I love loudly. Always have.
Maybe it's the writer in me, or the actress in me, or the fact that I'm a youngest child, but for as long as I can remember, I've been the sort of person who loves big. I love big and I love outward, and there's not a person in the room who doesn't know when I love the person sitting beside me. Not a thing about me is subtle, not really. (Except maybe my passion for chain restaurants, because I'm fully aware of how lame and sad and Midwest it is to adore a place like Olive Garden. Still, I mean — the breadsticks.)
The point is, my love can sometimes be a bit deafening in its force, and I've found that it can be both comforting and terrifying, both reassuring and altogether paralyzing for a person to be on the other end of that loud kind of love. For a long time, I don't think I knew of anything different. I'm fortunate enough to have over-the-top, outrageously giving parents who show their love in everyday Post Its on the bathroom mirror, in rooms filled with balloons, and in giant posters that say "You did it!" at every finish line, literally and figuratively. To love, I learned early on, was to say it. To do it.
Every day there was a note, and with every good grade or well-played game, there was a dinner of your choosing — that's the way it worked for our family. And don't even get me started on birthdays.
Buoyed by loud love in all its noisy, chaotic glory, it's now the only way I know to be. Sometimes I find that it's a strength, and other times I know it to be unnecessary — cloying, even, and in the wrong hands, a bit selfish. It's sort of magnificent, though, to know love like that. An obvious, palpable love.
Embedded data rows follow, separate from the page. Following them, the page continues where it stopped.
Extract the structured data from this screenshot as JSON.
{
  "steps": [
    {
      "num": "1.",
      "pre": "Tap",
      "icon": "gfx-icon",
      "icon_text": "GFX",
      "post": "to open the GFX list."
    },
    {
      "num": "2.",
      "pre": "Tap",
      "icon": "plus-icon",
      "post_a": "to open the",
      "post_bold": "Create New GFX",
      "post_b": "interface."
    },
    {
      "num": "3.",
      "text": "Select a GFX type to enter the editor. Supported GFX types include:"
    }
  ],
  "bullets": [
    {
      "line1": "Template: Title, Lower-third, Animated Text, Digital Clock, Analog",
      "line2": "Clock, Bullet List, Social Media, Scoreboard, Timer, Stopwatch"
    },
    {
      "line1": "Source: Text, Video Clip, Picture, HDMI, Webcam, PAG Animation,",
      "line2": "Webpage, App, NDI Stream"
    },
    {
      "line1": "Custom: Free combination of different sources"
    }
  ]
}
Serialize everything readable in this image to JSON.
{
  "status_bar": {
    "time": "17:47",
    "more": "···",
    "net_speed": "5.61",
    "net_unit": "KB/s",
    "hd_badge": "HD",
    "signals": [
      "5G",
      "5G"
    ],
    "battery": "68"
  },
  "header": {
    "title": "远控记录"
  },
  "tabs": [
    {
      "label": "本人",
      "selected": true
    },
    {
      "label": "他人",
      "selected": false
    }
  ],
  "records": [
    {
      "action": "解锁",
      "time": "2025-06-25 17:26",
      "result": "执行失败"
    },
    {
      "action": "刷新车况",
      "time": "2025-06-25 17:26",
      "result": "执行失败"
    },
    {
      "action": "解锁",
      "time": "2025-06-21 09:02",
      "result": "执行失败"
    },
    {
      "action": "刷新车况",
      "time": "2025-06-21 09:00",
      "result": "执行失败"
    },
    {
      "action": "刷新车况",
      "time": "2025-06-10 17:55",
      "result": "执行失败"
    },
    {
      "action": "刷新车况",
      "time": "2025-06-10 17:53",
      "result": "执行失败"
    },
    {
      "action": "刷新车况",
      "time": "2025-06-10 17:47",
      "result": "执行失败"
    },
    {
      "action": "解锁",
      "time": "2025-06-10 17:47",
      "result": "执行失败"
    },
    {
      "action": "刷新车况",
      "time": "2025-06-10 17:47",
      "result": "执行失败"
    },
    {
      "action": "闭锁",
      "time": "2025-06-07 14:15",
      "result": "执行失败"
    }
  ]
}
Of course, of course I married Radley. My husband loves quietly, confidently, and with such good, true intention that it sort of knocks the wind out of you. His quiet love, it sneaks into the way he listens, rapt, and the way he can calm a person, any person, and the way he pours your coffee into the better mug, although you know he'd rather have it for himself. You can make out Radley's love in how he laughs quickly and forgives easily. How he comforts. It's found in his knowing smile, in how he looks at you when you're laughing, his eyes crinkling at the corners while a light spreads itself across his face.
I admire it — quiet love. There's something to be said for feelings that don't need to be shouted, for the steady, everyday love that's all the more powerful in its sweet, barely-there whisper.